A comparison: North Carolina's state budget then and now
Published June 4, 2020
Thanks to a decade of wise, conservative fiscal policy, North Carolina state government is better positioned financially to weather the economic fallout from the coronavirus shutdown.
The Office of State Controller’s most recent General Fund Monthly Financial Report shows the state’s rainy day fund balance still has nearly $1.2 billion, with another $1.6 billion in “non-reverting Department Funds.” The state’s unemployment insurance fund was well stocked with roughly $3.9 billion in surplus funds to provide targeted relief for those laid off during this crisis.
This situation underscores the stark contrast between the state’s fiscal condition now compared to the situation 10 years ago under Democratic control.
The chart below summarizes some of the key differences, with the left column describing 2010 conditions and the right column summarizing conditions today.
2010 Conditions: Budget growth 40% in eight years Massive budget shortfall of roughly $3 billion in 2010 State Debt: Topped out at $6.5 billion in 2013 after ballooning by an alarming 230% since 2001 Rainy Day Fund: $150 million
Current conditions: 16% budget growth over eight years On pace for sixth straight budget surplus, most in excess of $400 million In contrast from 2013 to 2019, state debt steadily dropped from $6.5 billion to $4.2 billion, a 35% reduction. Rainy Day Fund currently at $1.2 billion
*Note: The FY 2019-20 budget was on pace for a significant surplus prior to Gov. Cooper’s shutdown order
The 2010 state budget marked a whopping 40 percent increase in state spending over eight years. Only the massive revenue drop caused by the onset of the 2009 financial crisis stemmed the tide of unsustainable spending growth.
Conversely, the eight years leading up to and including 2020 experienced a more responsible and sustainable 16 percent growth in state spending.
Moreover, budget surpluses – not budget deficits – have become the norm. Budget writers in 2010 were confronted with a massive $3 billion budget deficit. In 2020, the state was on pace for its sixth consecutive budget surplus prior to Gov. Cooper’s shutdown order. Each of the previous surpluses totaled hundreds of millions of dollars, most exceeding $400 million.

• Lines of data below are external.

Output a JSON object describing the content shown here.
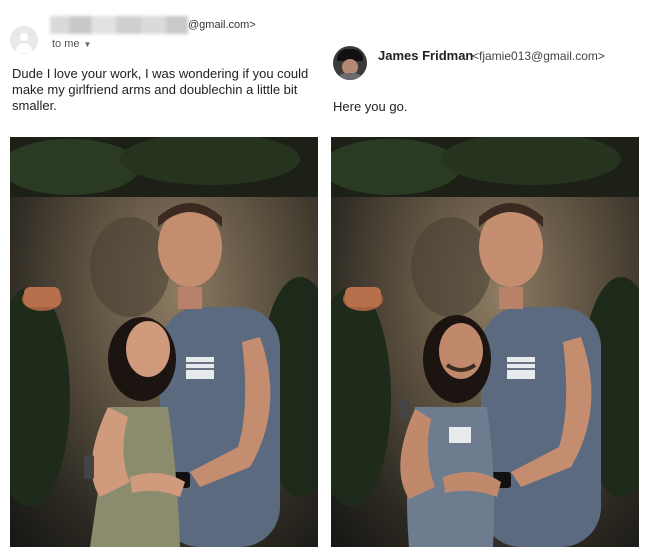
{
  "original_email": {
    "sender_email_suffix": "@gmail.com>",
    "recipient_label": "to me",
    "message": "Dude I love your work, I was wondering if you could make my girlfriend arms and doublechin a little bit smaller."
  },
  "reply_email": {
    "sender_name": "James Fridman",
    "sender_email": "<fjamie013@gmail.com>",
    "message": "Here you go."
  },
  "icons": {
    "sender_avatar": "default-user-avatar-icon",
    "recipient_caret": "chevron-down-icon",
    "reply_avatar": "profile-photo-avatar"
  },
  "colors": {
    "text": "#222222",
    "muted": "#555555",
    "avatar_bg": "#e8e8e8"
  }
}
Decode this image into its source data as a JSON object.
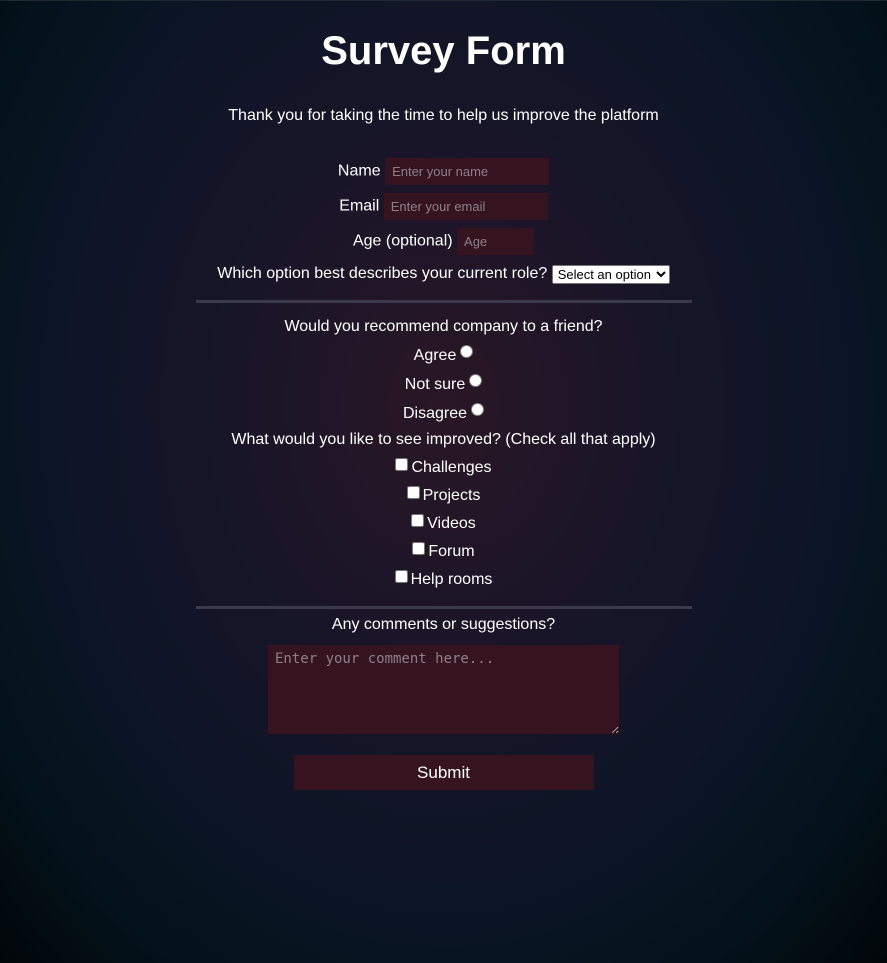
{
  "header": {
    "title": "Survey Form",
    "description": "Thank you for taking the time to help us improve the platform"
  },
  "fields": {
    "name": {
      "label": "Name",
      "placeholder": "Enter your name",
      "value": ""
    },
    "email": {
      "label": "Email",
      "placeholder": "Enter your email",
      "value": ""
    },
    "age": {
      "label": "Age (optional)",
      "placeholder": "Age",
      "value": ""
    },
    "role": {
      "label": "Which option best describes your current role?",
      "selected": "Select an option"
    }
  },
  "recommend": {
    "question": "Would you recommend company to a friend?",
    "options": [
      "Agree",
      "Not sure",
      "Disagree"
    ]
  },
  "improve": {
    "question": "What would you like to see improved? (Check all that apply)",
    "options": [
      "Challenges",
      "Projects",
      "Videos",
      "Forum",
      "Help rooms"
    ]
  },
  "comments": {
    "question": "Any comments or suggestions?",
    "placeholder": "Enter your comment here..."
  },
  "submit": {
    "label": "Submit"
  },
  "colors": {
    "field_bg": "#35141f",
    "divider": "#3a3a4c",
    "text": "#ffffff"
  }
}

State Debt and Savings
The legislature built up the state’s rainy day fund to a record $1.9 billion prior to Hurricane Florence in 2018 through prudent spending restraint. Today the fund balance is $1.2 billion. Back in 2010, the rainy day fund stood at a paltry $150 million.
Also in 2010, the massive 40 percent increase in state budget spending over eight years wasn’t enough to satisfy the spending appetites for the liberals controlling the General Assembly. They were in the process of racking up an alarming $6.5 billion in state debt from 2001 to 2013 – an increase of 230 percent.
Since then, conservative leaders have reduced the state debt from $6.5 billion to $4.2 billion, a reduction of 35 percent.
Unemployment Insurance Reserves
In 2010, the North Carolina unemployment insurance fund was depleted. The great recession quickly exhausted what little funds had been set aside in short order. The state had to borrow more than $2.5 billion from the federal government to cover claims.
Thanks to reforms enacted by conservative leaders in 2013, however, the state’s unemployment insurance fund steadily built up $3.9 billion in reserves. Those funds will help us meet the challenges spawned by the sharp economic downturn we are experiencing today.
North Carolina is better positioned than most states to accommodate the historic rush of unemployment claims precipitated by Gov. Roy Cooper’s lockdown orders. Such preparedness should enable North Carolina to avoid once again borrowing money from the federal government and the tax hikes on job creators required to repay it.
Comparing North Carolina’s current state budget and fiscal situation with that of a decade ago offers a contrast as stark as night and day.
In 2010, under the leadership of Joe Hackney, Marc Basnight and Gov. Bev Perdue, state spending was unsustainable, debt soared and savings were almost nonexistent.
By 2020, thanks to a decade of conservative leadership, state spending proceeds at a reasonable and sustainable pace, debt is falling, and savings have been built up to help weather the fiscal challenges generated by coronavirus and mandated government shutdowns.
The contrast is crystal clear, and the stakes are high. North Carolinians simply cannot afford to return to the reckless spend and tax policies of the past.